The walkers: Venezuelans travel hundreds of kilometres by foot
Venezuelan migrants cross Colombia-Venezuela border every day. For many, it’s only the beginning of a gruelling journey.
Cucuta, Colombia – A steady stream of migrants cross the Simon Bolivar International Bridge – the main gateway between Colombia and Venezuela – every day. Some cross temporarily, for a day or two, depending on Colombia’s medical facilities, schools and businesses to survive as their country continues to spiral into an economic, political and health crisis. Others – families carrying babies and toddlers, young men and women, the elderly – heft suitcases packed with clothes, blankets, anything they can carry on their backs – and walk, unsure of when they will see their homes again.
For those who cross in search of new opportunities, the bridge is just the beginning of what will likely be a gruelling journey. Many do not have the means to make the exodus by bus because their currency, the Venezuelan bolivars, has been turned into little more than colourful scraps of paper due to rampant hyperinflation.
Instead, they walk, beginning their journey in the sweltering border desert near Cucuta, Colombia, with the sun beating on their backs and climb towering mountain ranges defined by cold temperatures, pouring rains and winding roads. Some head to nearby towns in search for work, others travel to Colombia’s large cities like Bogota (walking 563km or 350 miles) and Medellin (595km or 370 miles), many more flee across the region to countries like Ecuador, Peru, Chile and Argentina.
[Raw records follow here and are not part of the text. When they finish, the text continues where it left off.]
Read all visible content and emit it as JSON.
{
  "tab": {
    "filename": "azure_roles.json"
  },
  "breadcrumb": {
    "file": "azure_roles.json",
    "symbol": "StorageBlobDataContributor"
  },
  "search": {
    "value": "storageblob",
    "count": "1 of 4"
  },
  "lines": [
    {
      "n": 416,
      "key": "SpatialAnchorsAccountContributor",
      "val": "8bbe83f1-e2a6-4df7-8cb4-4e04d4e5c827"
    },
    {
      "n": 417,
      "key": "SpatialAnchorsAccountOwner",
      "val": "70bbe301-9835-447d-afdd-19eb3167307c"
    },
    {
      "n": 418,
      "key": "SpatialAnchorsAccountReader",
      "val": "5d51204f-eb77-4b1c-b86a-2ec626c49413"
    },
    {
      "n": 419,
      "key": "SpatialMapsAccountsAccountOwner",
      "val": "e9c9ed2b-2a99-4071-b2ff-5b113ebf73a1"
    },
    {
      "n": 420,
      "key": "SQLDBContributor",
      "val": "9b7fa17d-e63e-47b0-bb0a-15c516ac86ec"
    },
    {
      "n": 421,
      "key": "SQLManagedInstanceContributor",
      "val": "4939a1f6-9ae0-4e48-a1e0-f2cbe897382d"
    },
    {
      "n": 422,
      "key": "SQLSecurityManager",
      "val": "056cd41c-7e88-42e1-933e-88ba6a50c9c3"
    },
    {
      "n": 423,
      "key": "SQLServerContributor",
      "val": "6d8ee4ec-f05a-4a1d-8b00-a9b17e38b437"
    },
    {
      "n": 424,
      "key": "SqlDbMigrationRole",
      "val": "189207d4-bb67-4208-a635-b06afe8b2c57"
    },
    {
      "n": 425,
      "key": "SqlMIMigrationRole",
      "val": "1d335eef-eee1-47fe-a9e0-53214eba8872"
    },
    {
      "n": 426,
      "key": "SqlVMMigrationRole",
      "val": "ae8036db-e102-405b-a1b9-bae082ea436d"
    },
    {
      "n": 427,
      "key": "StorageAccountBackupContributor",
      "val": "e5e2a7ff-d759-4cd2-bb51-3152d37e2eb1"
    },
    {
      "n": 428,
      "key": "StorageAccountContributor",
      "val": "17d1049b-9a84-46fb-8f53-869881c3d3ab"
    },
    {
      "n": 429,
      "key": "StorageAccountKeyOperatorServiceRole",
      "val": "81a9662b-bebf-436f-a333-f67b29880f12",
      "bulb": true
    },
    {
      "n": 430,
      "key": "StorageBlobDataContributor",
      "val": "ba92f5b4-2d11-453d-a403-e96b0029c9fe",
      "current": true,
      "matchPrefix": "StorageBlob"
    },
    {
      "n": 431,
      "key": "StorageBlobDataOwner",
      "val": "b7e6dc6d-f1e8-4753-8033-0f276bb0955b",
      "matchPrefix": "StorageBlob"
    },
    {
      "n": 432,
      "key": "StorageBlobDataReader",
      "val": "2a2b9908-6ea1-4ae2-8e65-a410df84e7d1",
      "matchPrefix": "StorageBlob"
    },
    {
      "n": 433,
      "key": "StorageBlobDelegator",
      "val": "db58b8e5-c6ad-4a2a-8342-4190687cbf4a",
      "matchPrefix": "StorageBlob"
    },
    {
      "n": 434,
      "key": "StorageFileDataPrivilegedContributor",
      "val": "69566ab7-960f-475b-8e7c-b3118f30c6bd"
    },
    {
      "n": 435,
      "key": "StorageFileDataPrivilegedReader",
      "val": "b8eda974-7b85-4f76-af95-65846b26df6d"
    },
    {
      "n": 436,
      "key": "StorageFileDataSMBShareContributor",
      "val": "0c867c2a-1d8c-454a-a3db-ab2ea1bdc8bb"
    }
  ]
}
Almost all are unsure of what waits ahead.
Al Jazeera followed the route many Venezuelans take as they begin their journeys in search of better lives than the ones they have left behind.